#### [Prompt]
Could you return every record below exactly as it stands, leaving out the pictures?

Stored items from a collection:
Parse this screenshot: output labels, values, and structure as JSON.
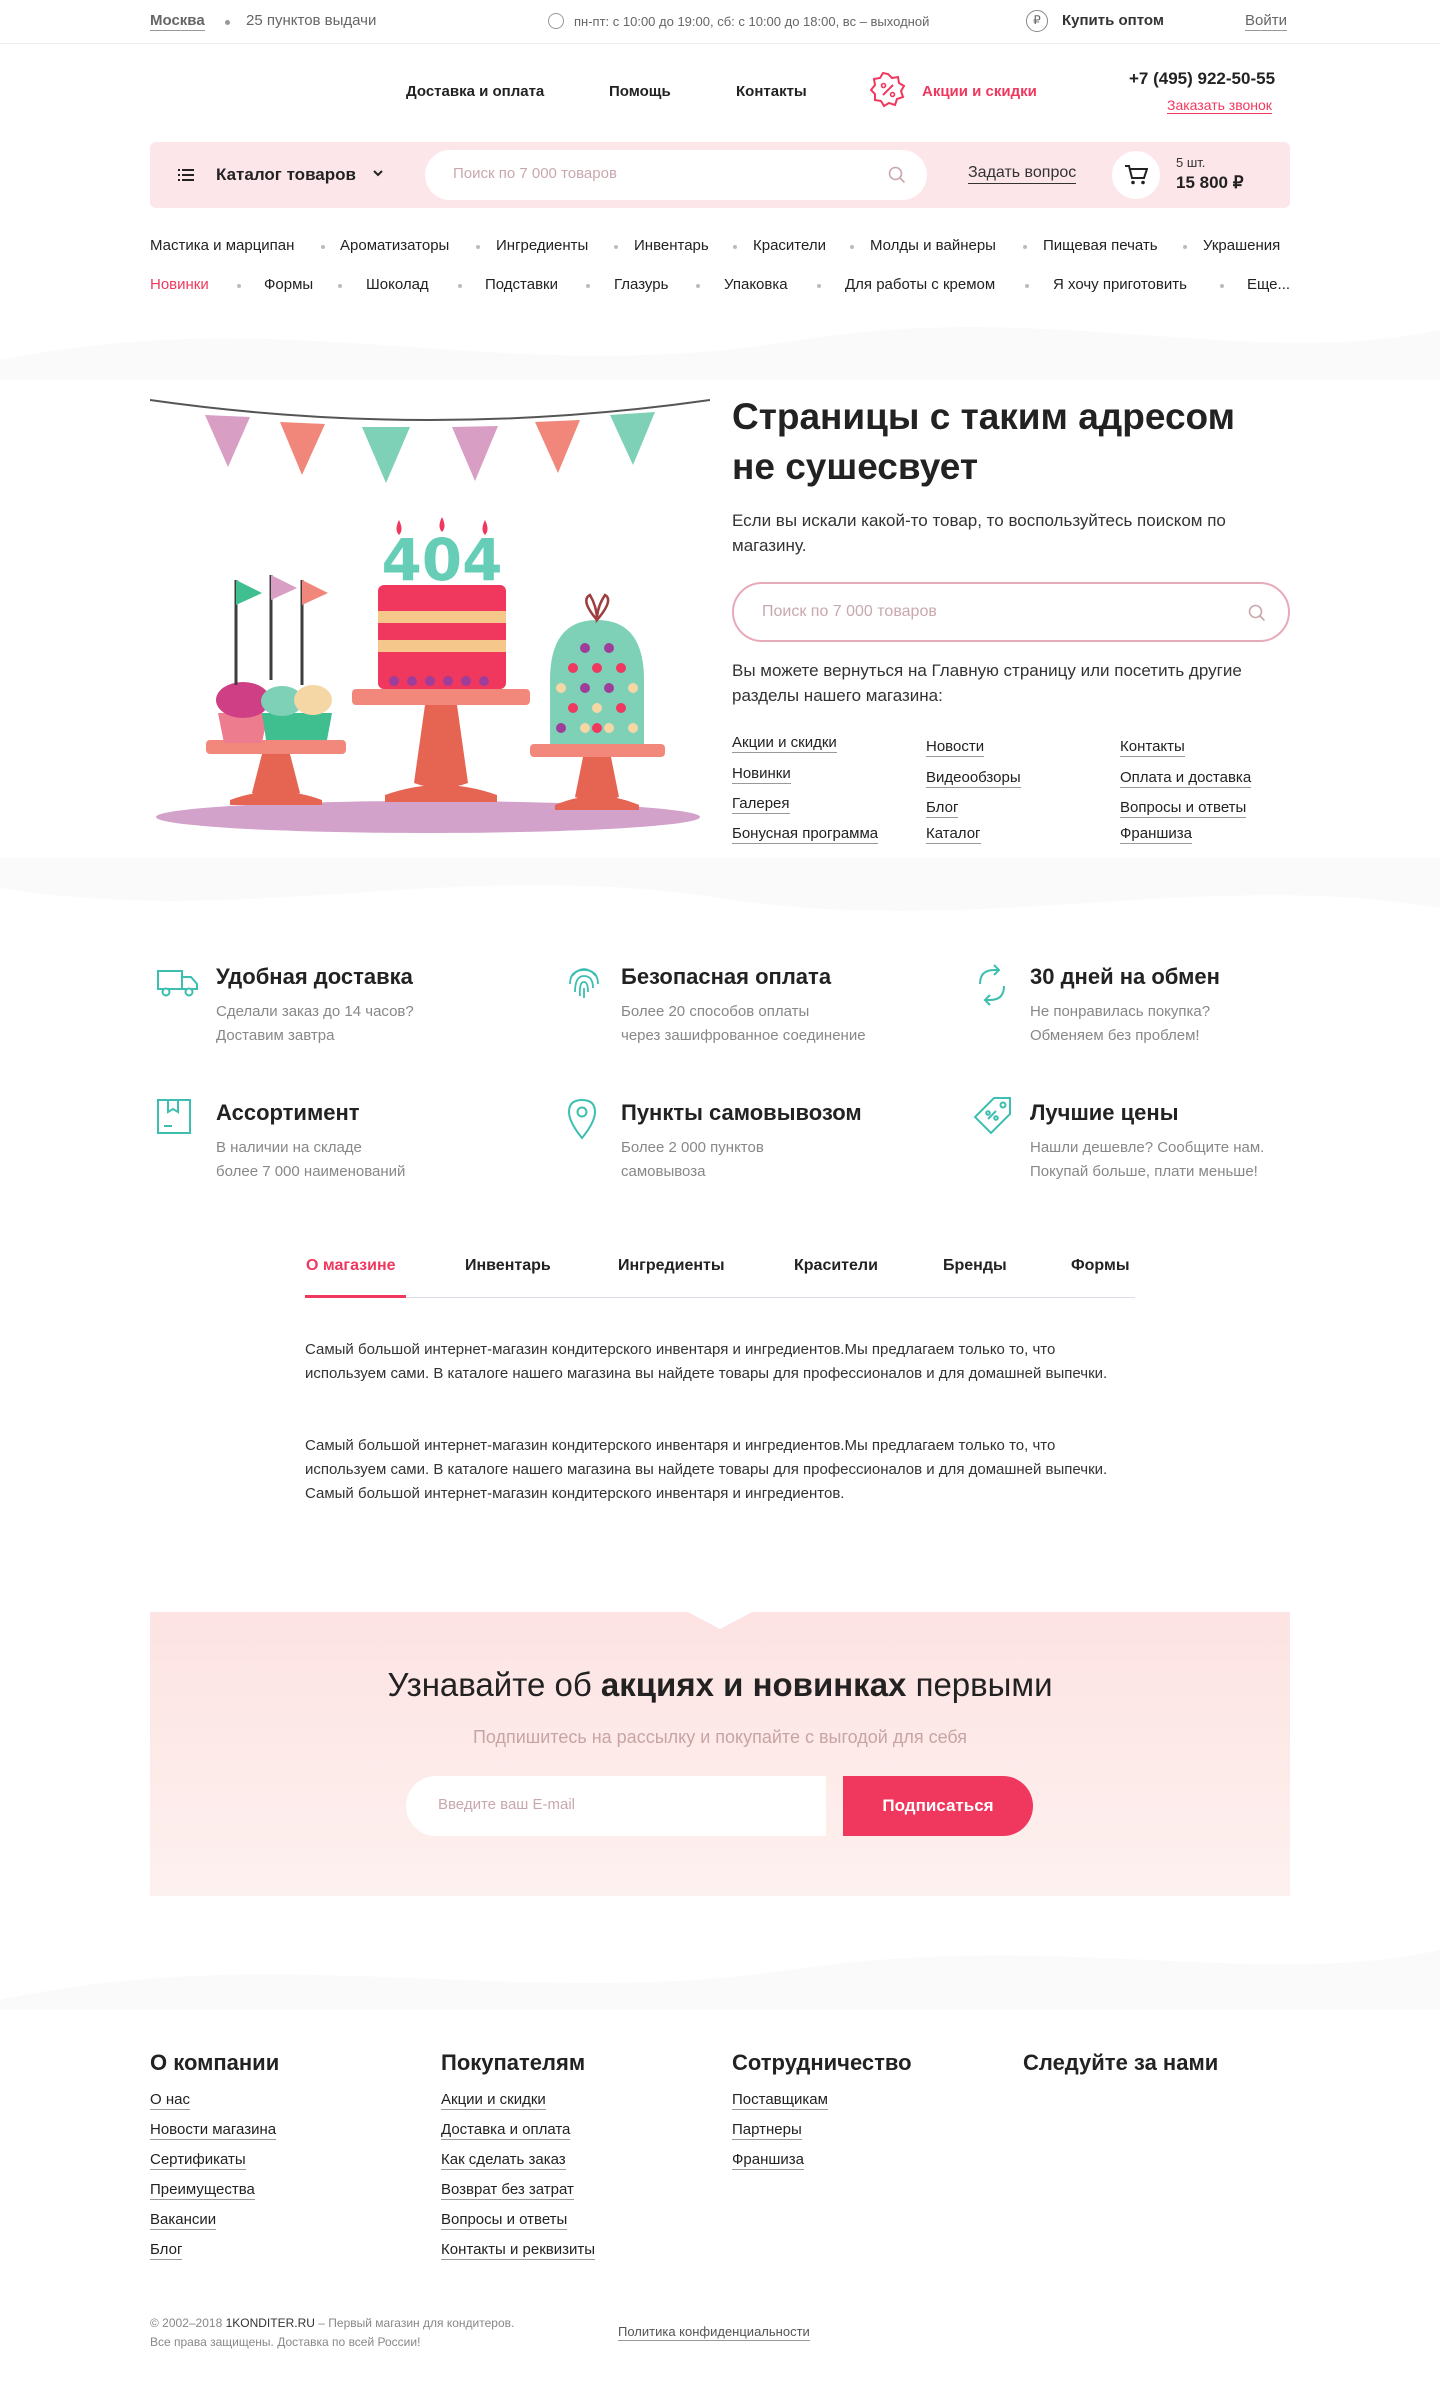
{
  "topbar": {
    "city": "Москва",
    "pickup": "25 пунктов выдачи",
    "hours": "пн-пт: с 10:00 до 19:00, сб: с 10:00 до 18:00, вс – выходной",
    "wholesale": "Купить оптом",
    "login": "Войти"
  },
  "header": {
    "nav": [
      "Доставка и оплата",
      "Помощь",
      "Контакты"
    ],
    "promo": "Акции и скидки",
    "phone": "+7 (495) 922-50-55",
    "callback": "Заказать звонок"
  },
  "bar": {
    "catalog": "Каталог товаров",
    "search_placeholder": "Поиск по 7 000 товаров",
    "ask": "Задать вопрос",
    "cart_count": "5 шт.",
    "cart_total": "15 800 ₽"
  },
  "categories_row1": [
    "Мастика и марципан",
    "Ароматизаторы",
    "Ингредиенты",
    "Инвентарь",
    "Красители",
    "Молды и вайнеры",
    "Пищевая печать",
    "Украшения"
  ],
  "categories_row2": [
    "Новинки",
    "Формы",
    "Шоколад",
    "Подставки",
    "Глазурь",
    "Упаковка",
    "Для работы с кремом",
    "Я хочу приготовить",
    "Еще..."
  ],
  "error": {
    "code": "404",
    "title_line1": "Страницы с таким адресом",
    "title_line2": "не сушесвует",
    "text": "Если вы искали какой-то товар, то воспользуйтесь поиском по магазину.",
    "search_placeholder": "Поиск по 7 000 товаров",
    "text2": "Вы можете вернуться на Главную страницу или посетить другие разделы нашего магазина:",
    "links_col1": [
      "Акции и скидки",
      "Новинки",
      "Галерея",
      "Бонусная программа"
    ],
    "links_col2": [
      "Новости",
      "Видеообзоры",
      "Блог",
      "Каталог"
    ],
    "links_col3": [
      "Контакты",
      "Оплата и доставка",
      "Вопросы и ответы",
      "Франшиза"
    ]
  },
  "features": [
    {
      "icon": "truck-icon",
      "title": "Удобная доставка",
      "l1": "Сделали заказ до 14 часов?",
      "l2": "Доставим завтра"
    },
    {
      "icon": "fingerprint-icon",
      "title": "Безопасная оплата",
      "l1": "Более 20 способов оплаты",
      "l2": "через зашифрованное соединение"
    },
    {
      "icon": "exchange-icon",
      "title": "30 дней на обмен",
      "l1": "Не понравилась покупка?",
      "l2": "Обменяем без проблем!"
    },
    {
      "icon": "box-icon",
      "title": "Ассортимент",
      "l1": "В наличии на складе",
      "l2": "более 7 000 наименований"
    },
    {
      "icon": "location-pin-icon",
      "title": "Пункты самовывозом",
      "l1": "Более 2 000 пунктов",
      "l2": "самовывоза"
    },
    {
      "icon": "price-tag-icon",
      "title": "Лучшие цены",
      "l1": "Нашли дешевле? Сообщите нам.",
      "l2": "Покупай больше, плати меньше!"
    }
  ],
  "tabs": [
    "О магазине",
    "Инвентарь",
    "Ингредиенты",
    "Красители",
    "Бренды",
    "Формы"
  ],
  "about": {
    "p1": "Самый большой интернет-магазин кондитерского инвентаря и ингредиентов.Мы предлагаем только то, что используем сами. В каталоге нашего магазина вы найдете товары для профессионалов и для домашней выпечки.",
    "p2": "Самый большой интернет-магазин кондитерского инвентаря и ингредиентов.Мы предлагаем только то, что используем сами. В каталоге нашего магазина вы найдете товары для профессионалов и для домашней выпечки. Самый большой интернет-магазин кондитерского инвентаря и ингредиентов."
  },
  "subscribe": {
    "title_pre": "Узнавайте об ",
    "title_bold": "акциях и новинках",
    "title_post": " первыми",
    "sub": "Подпишитесь на рассылку и покупайте с выгодой для себя",
    "placeholder": "Введите ваш E-mail",
    "button": "Подписаться"
  },
  "footer": {
    "col1_title": "О компании",
    "col1": [
      "О нас",
      "Новости магазина",
      "Сертификаты",
      "Преимущества",
      "Вакансии",
      "Блог"
    ],
    "col2_title": "Покупателям",
    "col2": [
      "Акции и скидки",
      "Доставка и оплата",
      "Как сделать заказ",
      "Возврат без затрат",
      "Вопросы и ответы",
      "Контакты и реквизиты"
    ],
    "col3_title": "Сотрудничество",
    "col3": [
      "Поставщикам",
      "Партнеры",
      "Франшиза"
    ],
    "col4_title": "Следуйте за нами",
    "copy1_pre": "© 2002–2018 ",
    "copy1_brand": "1KONDITER.RU",
    "copy1_post": " – Первый магазин для кондитеров.",
    "copy2": "Все права защищены. Доставка по всей России!",
    "privacy": "Политика конфиденциальности"
  },
  "colors": {
    "accent": "#f0385f",
    "pink_bg": "#fde6ea",
    "teal": "#3cbfb0"
  }
}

#### [Worked solution]
Parse this screenshot: output labels, values, and structure as JSON.
{
  "topbar": {
    "city": "Москва",
    "pickup": "25 пунктов выдачи",
    "hours": "пн-пт: с 10:00 до 19:00, сб: с 10:00 до 18:00, вс – выходной",
    "wholesale": "Купить оптом",
    "login": "Войти"
  },
  "header": {
    "nav": [
      "Доставка и оплата",
      "Помощь",
      "Контакты"
    ],
    "promo": "Акции и скидки",
    "phone": "+7 (495) 922-50-55",
    "callback": "Заказать звонок"
  },
  "bar": {
    "catalog": "Каталог товаров",
    "search_placeholder": "Поиск по 7 000 товаров",
    "ask": "Задать вопрос",
    "cart_count": "5 шт.",
    "cart_total": "15 800 ₽"
  },
  "categories_row1": [
    "Мастика и марципан",
    "Ароматизаторы",
    "Ингредиенты",
    "Инвентарь",
    "Красители",
    "Молды и вайнеры",
    "Пищевая печать",
    "Украшения"
  ],
  "categories_row2": [
    "Новинки",
    "Формы",
    "Шоколад",
    "Подставки",
    "Глазурь",
    "Упаковка",
    "Для работы с кремом",
    "Я хочу приготовить",
    "Еще..."
  ],
  "error": {
    "code": "404",
    "title_line1": "Страницы с таким адресом",
    "title_line2": "не сушесвует",
    "text": "Если вы искали какой-то товар, то воспользуйтесь поиском по магазину.",
    "search_placeholder": "Поиск по 7 000 товаров",
    "text2": "Вы можете вернуться на Главную страницу или посетить другие разделы нашего магазина:",
    "links_col1": [
      "Акции и скидки",
      "Новинки",
      "Галерея",
      "Бонусная программа"
    ],
    "links_col2": [
      "Новости",
      "Видеообзоры",
      "Блог",
      "Каталог"
    ],
    "links_col3": [
      "Контакты",
      "Оплата и доставка",
      "Вопросы и ответы",
      "Франшиза"
    ]
  },
  "features": [
    {
      "icon": "truck-icon",
      "title": "Удобная доставка",
      "l1": "Сделали заказ до 14 часов?",
      "l2": "Доставим завтра"
    },
    {
      "icon": "fingerprint-icon",
      "title": "Безопасная оплата",
      "l1": "Более 20 способов оплаты",
      "l2": "через зашифрованное соединение"
    },
    {
      "icon": "exchange-icon",
      "title": "30 дней на обмен",
      "l1": "Не понравилась покупка?",
      "l2": "Обменяем без проблем!"
    },
    {
      "icon": "box-icon",
      "title": "Ассортимент",
      "l1": "В наличии на складе",
      "l2": "более 7 000 наименований"
    },
    {
      "icon": "location-pin-icon",
      "title": "Пункты самовывозом",
      "l1": "Более 2 000 пунктов",
      "l2": "самовывоза"
    },
    {
      "icon": "price-tag-icon",
      "title": "Лучшие цены",
      "l1": "Нашли дешевле? Сообщите нам.",
      "l2": "Покупай больше, плати меньше!"
    }
  ],
  "tabs": [
    "О магазине",
    "Инвентарь",
    "Ингредиенты",
    "Красители",
    "Бренды",
    "Формы"
  ],
  "about": {
    "p1": "Самый большой интернет-магазин кондитерского инвентаря и ингредиентов.Мы предлагаем только то, что используем сами. В каталоге нашего магазина вы найдете товары для профессионалов и для домашней выпечки.",
    "p2": "Самый большой интернет-магазин кондитерского инвентаря и ингредиентов.Мы предлагаем только то, что используем сами. В каталоге нашего магазина вы найдете товары для профессионалов и для домашней выпечки. Самый большой интернет-магазин кондитерского инвентаря и ингредиентов."
  },
  "subscribe": {
    "title_pre": "Узнавайте об ",
    "title_bold": "акциях и новинках",
    "title_post": " первыми",
    "sub": "Подпишитесь на рассылку и покупайте с выгодой для себя",
    "placeholder": "Введите ваш E-mail",
    "button": "Подписаться"
  },
  "footer": {
    "col1_title": "О компании",
    "col1": [
      "О нас",
      "Новости магазина",
      "Сертификаты",
      "Преимущества",
      "Вакансии",
      "Блог"
    ],
    "col2_title": "Покупателям",
    "col2": [
      "Акции и скидки",
      "Доставка и оплата",
      "Как сделать заказ",
      "Возврат без затрат",
      "Вопросы и ответы",
      "Контакты и реквизиты"
    ],
    "col3_title": "Сотрудничество",
    "col3": [
      "Поставщикам",
      "Партнеры",
      "Франшиза"
    ],
    "col4_title": "Следуйте за нами",
    "copy1_pre": "© 2002–2018 ",
    "copy1_brand": "1KONDITER.RU",
    "copy1_post": " – Первый магазин для кондитеров.",
    "copy2": "Все права защищены. Доставка по всей России!",
    "privacy": "Политика конфиденциальности"
  },
  "colors": {
    "accent": "#f0385f",
    "pink_bg": "#fde6ea",
    "teal": "#3cbfb0"
  }
}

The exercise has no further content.